Exercise description
Using the listing below, work out the number of lines in which "fichier" appears; return only that figure.

Data in this exercise
- Opening Delimiter -

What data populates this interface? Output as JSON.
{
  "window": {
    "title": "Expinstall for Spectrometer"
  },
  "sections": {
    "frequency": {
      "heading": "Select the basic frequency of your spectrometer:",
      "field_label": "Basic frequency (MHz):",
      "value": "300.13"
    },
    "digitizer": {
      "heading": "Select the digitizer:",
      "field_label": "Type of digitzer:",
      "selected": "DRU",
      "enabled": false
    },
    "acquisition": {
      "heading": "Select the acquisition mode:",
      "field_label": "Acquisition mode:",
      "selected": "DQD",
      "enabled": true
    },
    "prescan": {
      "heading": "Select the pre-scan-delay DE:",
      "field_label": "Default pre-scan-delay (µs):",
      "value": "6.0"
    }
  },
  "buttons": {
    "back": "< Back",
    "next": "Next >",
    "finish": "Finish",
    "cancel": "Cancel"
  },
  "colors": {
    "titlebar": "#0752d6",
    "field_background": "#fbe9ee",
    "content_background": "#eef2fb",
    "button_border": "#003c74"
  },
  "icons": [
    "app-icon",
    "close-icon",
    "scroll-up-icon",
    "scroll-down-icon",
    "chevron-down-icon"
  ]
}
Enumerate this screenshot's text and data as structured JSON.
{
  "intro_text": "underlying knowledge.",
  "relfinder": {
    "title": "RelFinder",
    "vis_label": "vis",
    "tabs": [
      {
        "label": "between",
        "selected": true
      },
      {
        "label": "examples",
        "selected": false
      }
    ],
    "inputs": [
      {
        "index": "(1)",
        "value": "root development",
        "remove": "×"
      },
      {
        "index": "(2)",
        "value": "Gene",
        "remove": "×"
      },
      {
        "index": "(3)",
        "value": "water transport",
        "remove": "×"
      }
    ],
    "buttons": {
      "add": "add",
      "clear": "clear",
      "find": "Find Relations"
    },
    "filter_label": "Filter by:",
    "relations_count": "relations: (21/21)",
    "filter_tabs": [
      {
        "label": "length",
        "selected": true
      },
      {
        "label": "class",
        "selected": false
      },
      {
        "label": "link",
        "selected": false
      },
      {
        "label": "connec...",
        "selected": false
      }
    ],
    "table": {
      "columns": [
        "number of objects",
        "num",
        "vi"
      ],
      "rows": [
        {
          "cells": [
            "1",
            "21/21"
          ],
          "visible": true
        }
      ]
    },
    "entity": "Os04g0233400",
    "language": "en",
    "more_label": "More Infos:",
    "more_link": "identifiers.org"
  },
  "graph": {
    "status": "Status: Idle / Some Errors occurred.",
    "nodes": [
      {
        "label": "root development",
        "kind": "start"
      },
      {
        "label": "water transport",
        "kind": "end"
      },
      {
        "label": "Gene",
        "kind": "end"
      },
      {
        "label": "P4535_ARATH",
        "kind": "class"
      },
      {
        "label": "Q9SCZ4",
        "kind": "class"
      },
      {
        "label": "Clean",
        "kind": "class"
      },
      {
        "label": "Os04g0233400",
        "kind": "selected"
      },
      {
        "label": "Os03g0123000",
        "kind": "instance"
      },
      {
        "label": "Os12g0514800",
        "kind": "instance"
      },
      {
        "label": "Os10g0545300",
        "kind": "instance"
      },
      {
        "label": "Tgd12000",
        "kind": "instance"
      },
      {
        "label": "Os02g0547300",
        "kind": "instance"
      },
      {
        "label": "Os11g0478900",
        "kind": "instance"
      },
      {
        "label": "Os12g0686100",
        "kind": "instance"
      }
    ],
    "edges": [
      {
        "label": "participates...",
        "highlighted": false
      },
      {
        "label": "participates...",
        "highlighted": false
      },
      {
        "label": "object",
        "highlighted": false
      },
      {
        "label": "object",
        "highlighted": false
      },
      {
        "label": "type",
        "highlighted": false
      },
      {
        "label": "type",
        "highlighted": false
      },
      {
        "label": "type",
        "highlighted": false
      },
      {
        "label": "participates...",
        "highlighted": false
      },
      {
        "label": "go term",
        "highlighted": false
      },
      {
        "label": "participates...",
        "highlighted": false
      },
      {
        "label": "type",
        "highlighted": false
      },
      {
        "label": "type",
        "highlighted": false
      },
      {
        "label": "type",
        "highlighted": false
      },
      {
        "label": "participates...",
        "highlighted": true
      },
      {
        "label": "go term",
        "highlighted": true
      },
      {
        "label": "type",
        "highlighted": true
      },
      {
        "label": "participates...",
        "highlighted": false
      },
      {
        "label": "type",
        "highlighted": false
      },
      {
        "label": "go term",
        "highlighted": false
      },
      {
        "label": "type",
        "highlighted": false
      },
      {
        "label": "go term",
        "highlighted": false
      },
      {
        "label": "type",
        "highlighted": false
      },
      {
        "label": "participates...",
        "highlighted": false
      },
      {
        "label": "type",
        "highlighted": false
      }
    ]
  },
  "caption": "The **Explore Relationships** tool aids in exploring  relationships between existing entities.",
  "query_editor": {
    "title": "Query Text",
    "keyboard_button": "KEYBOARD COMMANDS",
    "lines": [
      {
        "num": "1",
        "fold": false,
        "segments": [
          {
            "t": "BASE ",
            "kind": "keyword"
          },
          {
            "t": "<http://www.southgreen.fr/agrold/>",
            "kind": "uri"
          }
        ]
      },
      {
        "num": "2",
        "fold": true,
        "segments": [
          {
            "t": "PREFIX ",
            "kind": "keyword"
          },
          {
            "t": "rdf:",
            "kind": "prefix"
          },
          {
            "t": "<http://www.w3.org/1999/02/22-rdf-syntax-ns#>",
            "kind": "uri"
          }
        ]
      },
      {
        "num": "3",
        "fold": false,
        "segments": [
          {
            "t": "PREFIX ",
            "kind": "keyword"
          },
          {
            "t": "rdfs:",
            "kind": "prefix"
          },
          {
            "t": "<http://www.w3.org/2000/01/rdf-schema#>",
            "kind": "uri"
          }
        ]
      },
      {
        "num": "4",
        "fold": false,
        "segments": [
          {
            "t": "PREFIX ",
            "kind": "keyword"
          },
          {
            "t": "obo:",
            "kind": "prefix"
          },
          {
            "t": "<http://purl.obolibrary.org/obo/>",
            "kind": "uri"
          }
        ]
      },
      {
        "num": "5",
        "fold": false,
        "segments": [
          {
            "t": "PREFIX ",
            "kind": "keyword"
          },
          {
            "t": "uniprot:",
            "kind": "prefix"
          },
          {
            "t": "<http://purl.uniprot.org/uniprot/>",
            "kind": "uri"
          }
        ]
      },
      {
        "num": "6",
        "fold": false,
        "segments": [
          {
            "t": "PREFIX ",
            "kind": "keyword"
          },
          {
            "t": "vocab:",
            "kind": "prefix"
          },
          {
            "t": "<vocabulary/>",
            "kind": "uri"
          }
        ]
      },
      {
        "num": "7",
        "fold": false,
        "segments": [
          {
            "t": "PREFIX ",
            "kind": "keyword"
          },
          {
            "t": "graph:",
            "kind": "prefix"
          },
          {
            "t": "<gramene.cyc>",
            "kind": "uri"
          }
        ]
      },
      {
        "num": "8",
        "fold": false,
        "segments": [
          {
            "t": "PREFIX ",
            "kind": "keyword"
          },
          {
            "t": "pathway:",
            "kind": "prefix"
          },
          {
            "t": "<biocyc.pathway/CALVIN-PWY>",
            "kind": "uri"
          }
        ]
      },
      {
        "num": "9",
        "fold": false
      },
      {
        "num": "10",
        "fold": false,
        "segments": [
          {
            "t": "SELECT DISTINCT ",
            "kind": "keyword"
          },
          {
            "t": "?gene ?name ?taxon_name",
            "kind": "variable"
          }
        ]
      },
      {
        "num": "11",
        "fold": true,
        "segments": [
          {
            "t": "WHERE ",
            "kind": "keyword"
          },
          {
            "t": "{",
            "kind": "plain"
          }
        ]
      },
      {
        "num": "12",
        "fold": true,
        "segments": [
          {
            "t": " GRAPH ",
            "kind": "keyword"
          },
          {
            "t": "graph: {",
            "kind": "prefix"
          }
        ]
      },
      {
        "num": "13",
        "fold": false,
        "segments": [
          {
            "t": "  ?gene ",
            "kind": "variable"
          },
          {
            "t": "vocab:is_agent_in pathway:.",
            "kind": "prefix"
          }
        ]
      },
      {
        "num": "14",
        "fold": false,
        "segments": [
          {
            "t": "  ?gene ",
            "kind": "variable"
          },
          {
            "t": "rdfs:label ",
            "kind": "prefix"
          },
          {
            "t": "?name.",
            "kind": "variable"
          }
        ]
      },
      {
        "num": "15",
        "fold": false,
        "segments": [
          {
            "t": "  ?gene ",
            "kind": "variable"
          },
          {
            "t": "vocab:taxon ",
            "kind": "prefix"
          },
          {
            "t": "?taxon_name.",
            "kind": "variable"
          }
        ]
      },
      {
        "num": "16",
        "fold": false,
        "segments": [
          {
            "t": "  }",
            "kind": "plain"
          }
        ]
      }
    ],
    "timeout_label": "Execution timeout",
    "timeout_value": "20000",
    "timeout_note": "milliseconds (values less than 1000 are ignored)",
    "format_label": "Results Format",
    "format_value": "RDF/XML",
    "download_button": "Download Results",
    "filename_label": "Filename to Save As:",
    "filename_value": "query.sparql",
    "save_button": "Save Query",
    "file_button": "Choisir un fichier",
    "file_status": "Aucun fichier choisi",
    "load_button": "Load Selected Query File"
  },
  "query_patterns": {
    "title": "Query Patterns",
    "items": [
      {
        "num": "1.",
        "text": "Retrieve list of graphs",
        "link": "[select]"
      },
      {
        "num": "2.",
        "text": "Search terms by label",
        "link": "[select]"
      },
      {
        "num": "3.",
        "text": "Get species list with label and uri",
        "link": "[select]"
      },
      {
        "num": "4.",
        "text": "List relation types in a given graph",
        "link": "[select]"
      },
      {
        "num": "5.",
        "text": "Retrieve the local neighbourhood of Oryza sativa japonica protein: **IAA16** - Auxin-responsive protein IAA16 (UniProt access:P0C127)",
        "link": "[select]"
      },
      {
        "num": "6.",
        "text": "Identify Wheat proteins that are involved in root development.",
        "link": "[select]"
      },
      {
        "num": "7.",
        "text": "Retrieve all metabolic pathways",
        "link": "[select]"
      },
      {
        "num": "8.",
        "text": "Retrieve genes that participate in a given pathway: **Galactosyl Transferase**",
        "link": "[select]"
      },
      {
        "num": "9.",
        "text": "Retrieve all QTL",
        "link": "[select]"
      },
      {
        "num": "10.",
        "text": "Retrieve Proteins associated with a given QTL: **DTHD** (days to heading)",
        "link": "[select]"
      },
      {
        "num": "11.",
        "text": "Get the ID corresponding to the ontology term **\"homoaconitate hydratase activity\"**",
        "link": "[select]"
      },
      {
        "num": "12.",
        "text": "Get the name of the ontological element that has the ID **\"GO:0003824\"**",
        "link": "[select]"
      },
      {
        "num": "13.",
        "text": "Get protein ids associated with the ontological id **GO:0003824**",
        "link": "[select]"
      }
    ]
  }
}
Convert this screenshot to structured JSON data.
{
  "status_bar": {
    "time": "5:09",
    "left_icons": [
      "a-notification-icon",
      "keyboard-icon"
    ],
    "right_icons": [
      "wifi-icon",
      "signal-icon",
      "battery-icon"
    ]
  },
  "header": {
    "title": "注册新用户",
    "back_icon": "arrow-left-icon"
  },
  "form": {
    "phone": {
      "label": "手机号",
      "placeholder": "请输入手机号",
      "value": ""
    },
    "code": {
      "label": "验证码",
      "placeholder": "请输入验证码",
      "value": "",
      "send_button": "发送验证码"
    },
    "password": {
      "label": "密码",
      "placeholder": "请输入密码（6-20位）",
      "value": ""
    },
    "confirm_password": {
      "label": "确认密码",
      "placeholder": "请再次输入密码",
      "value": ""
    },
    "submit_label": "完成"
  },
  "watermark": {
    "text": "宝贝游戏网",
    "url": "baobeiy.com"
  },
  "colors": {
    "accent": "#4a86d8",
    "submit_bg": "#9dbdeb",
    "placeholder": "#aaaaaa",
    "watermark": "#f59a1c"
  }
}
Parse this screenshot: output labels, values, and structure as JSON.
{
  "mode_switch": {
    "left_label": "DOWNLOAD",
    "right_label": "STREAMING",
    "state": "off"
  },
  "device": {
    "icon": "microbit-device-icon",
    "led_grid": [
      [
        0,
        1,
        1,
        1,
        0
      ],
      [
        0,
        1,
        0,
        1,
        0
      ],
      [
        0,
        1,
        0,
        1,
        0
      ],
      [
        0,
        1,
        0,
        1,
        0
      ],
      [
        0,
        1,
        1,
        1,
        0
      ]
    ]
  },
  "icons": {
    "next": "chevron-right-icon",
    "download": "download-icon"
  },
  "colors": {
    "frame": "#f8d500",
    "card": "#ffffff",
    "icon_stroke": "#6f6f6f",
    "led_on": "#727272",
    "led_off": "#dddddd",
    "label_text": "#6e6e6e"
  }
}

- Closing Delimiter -

Solution to the problem
2